- Syphilis – a bacterial infection that can cause a painless sore on the genitals, rectal area or mouth. View the Fact Sheet (CATIE).
- Human immunodeficiency virus (HIV) – a virus that causes Acquired Immunodeficiency Syndrome (AIDS). It attacks the immune system and can develop into a chronic progressive illness that can bring on other infections and chronic disease.
- Human papillomavirus (HPV) – there are over 100 types of HPV. Some of these can cause anal and genital warts and others can lead to cancer. Learn more about HPV and the vaccine.
- Genital herpes – an infection that can cause painful sores on the genital area. There is no vaccine or cure, but antiviral medication can help ease the pain and control recurring episodes. View the Fact Sheet (CATIE).
- Hepatitis B – a virus that affects the liver. Learn more about Hepatitis B and the vaccine.
- Trichomoniasis – an infection caused by a parasite.
Bacterial STI’s can be treated and cured, but STI’s caused by viruses usually cannot be cured. You can get a bacterial STI over and over again, even if it is one that you were treated for and cured of in the past.
What are the STI rates in Prince Edward Island?
For information on STI rates, visit Sexually Transmitted and Bloodborne Infection Rates in PEI.
How will I be tested?
Some sexually transmitted infections are tested using either a swab or urine test. Others may require your blood to be tested. Your health care provider will help you decide which testing is most appropriate for you.
What if I test positive?
If you test positive for an STI or STBBI, you need to tell your partner(s) from the past and present, or even future ones, depending on the infection. Ideally, they should be treated at the same time you are to prevent re-infecting you – and others.
How do I tell my partner?
If you have an STI or STBBI, you can’t keep quiet. Tell your partner(s).
If you have concerns about telling your partner(s), contact the Women’s Wellness Program as staff can suggest ways to handle the situation or they can contact your partner(s) for you.

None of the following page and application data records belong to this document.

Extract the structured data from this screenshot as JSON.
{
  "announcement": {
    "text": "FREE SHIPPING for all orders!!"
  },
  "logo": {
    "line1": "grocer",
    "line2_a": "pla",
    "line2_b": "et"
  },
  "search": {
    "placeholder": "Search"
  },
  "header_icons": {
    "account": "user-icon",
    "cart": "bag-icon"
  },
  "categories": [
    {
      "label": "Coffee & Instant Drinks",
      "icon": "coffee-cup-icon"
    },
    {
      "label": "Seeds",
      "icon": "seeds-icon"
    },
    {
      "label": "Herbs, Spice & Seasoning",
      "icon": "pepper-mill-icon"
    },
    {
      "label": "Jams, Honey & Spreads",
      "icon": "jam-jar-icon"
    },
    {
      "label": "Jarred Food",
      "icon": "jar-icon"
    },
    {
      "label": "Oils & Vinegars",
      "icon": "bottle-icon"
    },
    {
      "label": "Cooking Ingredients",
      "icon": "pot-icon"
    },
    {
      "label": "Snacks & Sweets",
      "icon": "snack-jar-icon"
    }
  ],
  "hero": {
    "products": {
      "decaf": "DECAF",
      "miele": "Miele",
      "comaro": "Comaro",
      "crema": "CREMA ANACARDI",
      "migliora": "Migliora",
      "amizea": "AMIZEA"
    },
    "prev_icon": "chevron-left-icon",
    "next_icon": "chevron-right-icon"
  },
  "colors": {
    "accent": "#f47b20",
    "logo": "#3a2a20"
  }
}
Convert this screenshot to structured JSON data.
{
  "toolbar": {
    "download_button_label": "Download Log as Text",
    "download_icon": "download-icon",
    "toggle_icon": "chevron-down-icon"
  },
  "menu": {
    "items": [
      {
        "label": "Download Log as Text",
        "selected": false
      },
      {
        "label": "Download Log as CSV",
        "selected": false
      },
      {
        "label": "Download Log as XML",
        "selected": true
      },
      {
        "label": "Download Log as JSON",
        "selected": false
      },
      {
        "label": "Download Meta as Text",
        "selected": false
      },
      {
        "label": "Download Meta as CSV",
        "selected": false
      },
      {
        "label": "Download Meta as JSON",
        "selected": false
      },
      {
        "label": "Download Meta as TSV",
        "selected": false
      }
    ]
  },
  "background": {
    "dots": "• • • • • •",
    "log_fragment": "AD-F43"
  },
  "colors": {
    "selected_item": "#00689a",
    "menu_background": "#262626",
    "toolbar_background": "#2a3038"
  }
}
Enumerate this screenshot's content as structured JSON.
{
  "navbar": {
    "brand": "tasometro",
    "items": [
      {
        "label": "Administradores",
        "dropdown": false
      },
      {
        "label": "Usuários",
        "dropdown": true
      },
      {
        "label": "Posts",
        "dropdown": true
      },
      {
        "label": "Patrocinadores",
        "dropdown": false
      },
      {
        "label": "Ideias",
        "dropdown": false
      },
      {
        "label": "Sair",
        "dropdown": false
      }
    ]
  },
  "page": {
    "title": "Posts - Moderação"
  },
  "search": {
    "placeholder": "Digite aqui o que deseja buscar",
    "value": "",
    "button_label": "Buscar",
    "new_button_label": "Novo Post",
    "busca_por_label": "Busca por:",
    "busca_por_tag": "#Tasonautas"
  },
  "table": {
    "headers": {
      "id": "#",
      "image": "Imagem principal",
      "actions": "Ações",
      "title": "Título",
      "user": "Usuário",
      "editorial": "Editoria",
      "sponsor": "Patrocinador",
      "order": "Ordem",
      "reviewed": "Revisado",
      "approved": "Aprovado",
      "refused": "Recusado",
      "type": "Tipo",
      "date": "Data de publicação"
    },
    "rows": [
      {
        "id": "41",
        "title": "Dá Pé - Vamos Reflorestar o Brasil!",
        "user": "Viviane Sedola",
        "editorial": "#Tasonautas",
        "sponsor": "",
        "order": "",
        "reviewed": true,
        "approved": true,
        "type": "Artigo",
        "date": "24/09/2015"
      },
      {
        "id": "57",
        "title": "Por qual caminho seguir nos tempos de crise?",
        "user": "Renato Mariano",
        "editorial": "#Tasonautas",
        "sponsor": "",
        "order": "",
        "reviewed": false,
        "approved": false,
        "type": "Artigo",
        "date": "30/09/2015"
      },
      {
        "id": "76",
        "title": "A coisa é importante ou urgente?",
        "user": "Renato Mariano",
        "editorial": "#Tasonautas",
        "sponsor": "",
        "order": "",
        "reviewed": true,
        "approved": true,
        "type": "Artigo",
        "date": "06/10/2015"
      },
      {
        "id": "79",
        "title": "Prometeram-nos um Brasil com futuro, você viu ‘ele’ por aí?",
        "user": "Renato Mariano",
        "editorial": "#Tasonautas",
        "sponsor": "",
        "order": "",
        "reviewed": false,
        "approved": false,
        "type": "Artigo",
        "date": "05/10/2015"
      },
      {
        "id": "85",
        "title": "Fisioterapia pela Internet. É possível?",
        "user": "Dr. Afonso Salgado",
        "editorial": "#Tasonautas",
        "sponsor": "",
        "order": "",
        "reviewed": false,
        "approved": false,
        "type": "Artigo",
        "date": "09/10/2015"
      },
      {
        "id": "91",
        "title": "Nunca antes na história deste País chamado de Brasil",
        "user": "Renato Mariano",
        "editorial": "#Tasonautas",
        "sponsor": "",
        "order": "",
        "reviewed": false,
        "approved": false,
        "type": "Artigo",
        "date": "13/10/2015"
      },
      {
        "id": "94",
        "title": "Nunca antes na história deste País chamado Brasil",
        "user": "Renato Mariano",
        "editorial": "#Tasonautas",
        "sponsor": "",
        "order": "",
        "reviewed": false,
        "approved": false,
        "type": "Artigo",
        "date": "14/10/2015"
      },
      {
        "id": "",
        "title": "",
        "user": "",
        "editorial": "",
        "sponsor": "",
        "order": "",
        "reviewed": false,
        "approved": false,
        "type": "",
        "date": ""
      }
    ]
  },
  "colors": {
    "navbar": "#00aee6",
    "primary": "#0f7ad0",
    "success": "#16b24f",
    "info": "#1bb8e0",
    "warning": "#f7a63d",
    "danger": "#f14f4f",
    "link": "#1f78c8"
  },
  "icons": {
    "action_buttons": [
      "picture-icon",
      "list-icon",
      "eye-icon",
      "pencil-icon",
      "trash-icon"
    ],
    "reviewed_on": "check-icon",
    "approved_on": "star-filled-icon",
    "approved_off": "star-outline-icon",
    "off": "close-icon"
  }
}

Of course, your name will be kept confidential.
How can I prevent getting an STI or STBBI in the future?
There are many things you can do to reduce your risk of contracting a sexually transmitted infection:
- Use a condom;
- Reduce the number of sexual partners;
- Share information on your sexual history with partners;
- Get vaccinated against the Human Papillomavirus (HPV);
- Never share drug injection equipment; and
- Get tested regularly.
What do I need to bring with me to my appointment?
- Identification: All patients and support persons need to provide a photo ID. Patients will also be required to have a valid PEI Health Card.
- Information: You may also be asked about your personal health history and medications you are currently taking. If you are taking medications, bring them with you or bring an up-to-date list of your medications [PDF | 609 KB], including over the counter vitamins or supplements.
- Support Person: You can bring a support person who may accompany you to your appointment, but they may be asked to sit in the waiting area in certain circumstances. Please talk to a staff member to learn about your options.
Who can I contact for more information?
Women’s Wellness Program & Sexual Health Services
Prince County Hospital
65 Roy Boates Avenue
Summerside, PE C1N 2A9
Telephone: 1-844-365-8258 (toll-free)